- What lessons did the disciples need to learn before Christ could use them in feeding the crowd?
Are there similar lessons we need to learn before we can be of use to him?
- Verses 45-53. It seems from the situation described here that the disciples got into difficulty as a result of obedience to Christ’s command.
What light does this throw on the life of discipleship with its trials and deliverances?
Why does it say in verse 48. ‘He was about to pass by them’?
Cf. Luke 24:28, 29.
Note. Verse 48. ‘The fourth watch’:i.e., the last watch, beginning about 3 a.m.
- What can we learn:
(a) from our Lord’s method of preparing his disciples for the work that he intended them later more fully to do, and
(b) from such details as ‘two by two’, ‘to take nothing for the journey’ (cf. Matt. 10:10), ‘enter a house’ and stay there’, if any place will not welcome you’, ‘They …preached that people should repent’?
- How would you sum up Herod’s character?
What were the causes of this failure?
Note. 6:7, 30. Another new beginning – the first mission of the Twelve; and so, when they return to report, they are temporarily called ‘apostles’ or ‘missioners’.
- These three incidents all emphasize the same necessity for any who would enjoy the experience of Christ’s saving power.

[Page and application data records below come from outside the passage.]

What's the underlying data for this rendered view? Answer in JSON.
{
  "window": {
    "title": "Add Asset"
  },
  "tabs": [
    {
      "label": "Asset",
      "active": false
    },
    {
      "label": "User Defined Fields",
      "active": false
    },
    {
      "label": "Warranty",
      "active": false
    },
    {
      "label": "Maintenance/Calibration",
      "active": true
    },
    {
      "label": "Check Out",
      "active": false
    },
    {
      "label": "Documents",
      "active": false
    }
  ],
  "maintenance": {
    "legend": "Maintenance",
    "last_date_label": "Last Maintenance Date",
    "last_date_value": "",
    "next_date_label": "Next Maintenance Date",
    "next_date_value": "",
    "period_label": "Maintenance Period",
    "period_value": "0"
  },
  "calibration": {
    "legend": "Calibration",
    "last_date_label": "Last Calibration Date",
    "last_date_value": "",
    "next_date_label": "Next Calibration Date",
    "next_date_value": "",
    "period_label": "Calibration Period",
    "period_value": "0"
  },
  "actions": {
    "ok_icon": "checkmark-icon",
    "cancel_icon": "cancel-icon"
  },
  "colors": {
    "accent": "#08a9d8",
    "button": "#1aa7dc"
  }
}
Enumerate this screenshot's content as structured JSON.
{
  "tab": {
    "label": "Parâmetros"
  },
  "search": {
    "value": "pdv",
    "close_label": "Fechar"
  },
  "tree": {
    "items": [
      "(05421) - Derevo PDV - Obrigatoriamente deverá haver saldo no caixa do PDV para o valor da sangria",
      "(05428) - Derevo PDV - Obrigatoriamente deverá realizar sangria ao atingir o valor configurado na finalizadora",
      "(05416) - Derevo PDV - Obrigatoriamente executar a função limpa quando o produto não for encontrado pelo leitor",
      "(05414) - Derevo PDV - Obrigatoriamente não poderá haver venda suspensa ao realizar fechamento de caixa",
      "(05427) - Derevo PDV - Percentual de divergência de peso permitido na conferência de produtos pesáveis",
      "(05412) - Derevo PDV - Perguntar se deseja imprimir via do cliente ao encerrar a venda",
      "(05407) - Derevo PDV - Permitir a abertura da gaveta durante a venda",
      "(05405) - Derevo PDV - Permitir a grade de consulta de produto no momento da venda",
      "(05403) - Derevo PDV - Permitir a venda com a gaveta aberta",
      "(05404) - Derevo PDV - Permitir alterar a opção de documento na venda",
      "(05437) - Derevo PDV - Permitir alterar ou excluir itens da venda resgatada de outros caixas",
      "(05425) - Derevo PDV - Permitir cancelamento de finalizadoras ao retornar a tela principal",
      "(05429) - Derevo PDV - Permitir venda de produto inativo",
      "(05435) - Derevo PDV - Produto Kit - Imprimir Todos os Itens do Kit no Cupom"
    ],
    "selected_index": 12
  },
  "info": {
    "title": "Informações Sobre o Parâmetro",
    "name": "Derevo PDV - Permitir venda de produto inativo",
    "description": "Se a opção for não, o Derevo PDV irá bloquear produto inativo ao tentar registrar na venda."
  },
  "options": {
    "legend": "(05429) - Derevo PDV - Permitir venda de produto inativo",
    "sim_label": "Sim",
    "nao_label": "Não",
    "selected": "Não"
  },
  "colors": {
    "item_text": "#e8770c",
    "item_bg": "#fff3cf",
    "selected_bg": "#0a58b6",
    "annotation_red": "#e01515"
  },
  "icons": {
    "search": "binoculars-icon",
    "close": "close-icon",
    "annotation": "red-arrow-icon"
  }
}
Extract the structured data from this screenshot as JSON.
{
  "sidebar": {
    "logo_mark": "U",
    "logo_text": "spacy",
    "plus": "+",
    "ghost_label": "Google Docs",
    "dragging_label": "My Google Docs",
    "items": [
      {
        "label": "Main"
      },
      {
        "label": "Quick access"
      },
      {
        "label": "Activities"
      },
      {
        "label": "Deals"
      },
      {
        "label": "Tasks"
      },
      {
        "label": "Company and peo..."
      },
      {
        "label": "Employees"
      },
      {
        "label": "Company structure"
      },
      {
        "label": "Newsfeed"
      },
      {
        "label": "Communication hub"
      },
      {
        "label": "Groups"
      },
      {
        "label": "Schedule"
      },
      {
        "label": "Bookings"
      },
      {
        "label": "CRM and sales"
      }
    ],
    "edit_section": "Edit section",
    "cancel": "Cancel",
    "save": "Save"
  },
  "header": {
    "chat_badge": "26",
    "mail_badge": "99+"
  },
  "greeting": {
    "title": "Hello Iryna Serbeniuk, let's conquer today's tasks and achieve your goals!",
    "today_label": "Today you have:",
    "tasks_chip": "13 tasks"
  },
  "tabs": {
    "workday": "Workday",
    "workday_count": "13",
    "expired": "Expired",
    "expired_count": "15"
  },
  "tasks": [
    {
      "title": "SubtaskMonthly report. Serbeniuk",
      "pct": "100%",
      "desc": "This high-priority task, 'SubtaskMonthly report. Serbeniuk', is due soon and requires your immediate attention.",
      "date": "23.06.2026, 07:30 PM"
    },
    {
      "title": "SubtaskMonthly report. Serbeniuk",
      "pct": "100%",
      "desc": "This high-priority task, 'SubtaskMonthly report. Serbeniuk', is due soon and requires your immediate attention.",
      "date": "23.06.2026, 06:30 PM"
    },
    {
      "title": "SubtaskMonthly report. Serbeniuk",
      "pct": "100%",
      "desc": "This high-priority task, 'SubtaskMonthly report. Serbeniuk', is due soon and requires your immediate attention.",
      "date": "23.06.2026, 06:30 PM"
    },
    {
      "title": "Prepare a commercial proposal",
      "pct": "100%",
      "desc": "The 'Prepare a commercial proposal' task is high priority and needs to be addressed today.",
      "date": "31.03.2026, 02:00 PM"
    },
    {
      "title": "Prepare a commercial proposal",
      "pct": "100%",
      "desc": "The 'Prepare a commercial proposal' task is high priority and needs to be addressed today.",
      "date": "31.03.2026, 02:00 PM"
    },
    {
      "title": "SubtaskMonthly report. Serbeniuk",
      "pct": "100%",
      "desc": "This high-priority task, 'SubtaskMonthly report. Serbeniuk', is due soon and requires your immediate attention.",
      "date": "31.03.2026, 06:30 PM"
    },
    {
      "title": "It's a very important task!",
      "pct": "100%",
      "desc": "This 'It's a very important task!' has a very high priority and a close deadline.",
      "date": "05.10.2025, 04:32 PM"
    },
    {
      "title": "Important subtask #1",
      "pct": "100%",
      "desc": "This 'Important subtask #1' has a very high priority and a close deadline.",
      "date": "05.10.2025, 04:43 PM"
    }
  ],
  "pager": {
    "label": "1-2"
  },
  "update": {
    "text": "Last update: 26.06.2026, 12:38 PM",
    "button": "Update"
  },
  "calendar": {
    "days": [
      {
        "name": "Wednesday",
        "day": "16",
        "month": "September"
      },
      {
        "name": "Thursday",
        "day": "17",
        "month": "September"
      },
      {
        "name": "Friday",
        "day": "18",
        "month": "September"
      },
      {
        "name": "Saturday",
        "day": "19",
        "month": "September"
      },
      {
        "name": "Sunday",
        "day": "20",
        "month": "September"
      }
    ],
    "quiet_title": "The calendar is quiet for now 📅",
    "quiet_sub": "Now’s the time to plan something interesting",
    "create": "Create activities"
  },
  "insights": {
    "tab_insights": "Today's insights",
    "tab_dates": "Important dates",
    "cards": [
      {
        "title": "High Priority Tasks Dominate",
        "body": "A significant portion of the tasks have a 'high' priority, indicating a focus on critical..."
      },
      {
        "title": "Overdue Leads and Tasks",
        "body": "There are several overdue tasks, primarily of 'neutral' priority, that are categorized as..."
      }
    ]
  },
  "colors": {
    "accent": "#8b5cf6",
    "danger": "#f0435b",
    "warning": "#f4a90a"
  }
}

What is it?
Why is it sometimes lacking?
What must it resist?
- Why were the disciples puzzled by the question of Jesus (5:30, 31)?
Why did Jesus wait for a trembling women to speak in public before a crowed?
What had she to give which no-one else there possessed?
Do you possess it, and are you giving it – particularly before people who think that contact with Christ makes no difference?
Note. 5:30,31. ;Who?’: this word is in the singular, i. e., ‘What one person?’
- Verse 21-25. What is the responsibility of the hearer:
(a) for what he does with his knowledge, and
(b) for his personal response to what he hears? What, therefore, are:
(a) the divinely intended consequences of spiritual privilege, and
(b) the conditions of spiritual progress?
Cf. Mark 3:14
- Verse 26-29. What is suggested in this parable concerning the character and purpose of:
(a) the first coming, and
(b) the second coming into the world of the Lord Jesus?
Cf. Ps. 126:6. What truth do both of the parables illustrate here concerning the seed of God’s word when it is sown in human hearts?
Note. Verse 26, 30. ‘Kingdom’: this word (Particularly its Old Testament antecedent) signifies primarily ‘sovereignty’ i.e., the sway exercised by a king, and only secondarily ‘realm’,i.e., the sphere or territory over which he rules. ‘This is what the kingdom f God is like…’ (verse 26) virtually means ‘the way God exercise his sway and works out his purposes among men is like this’.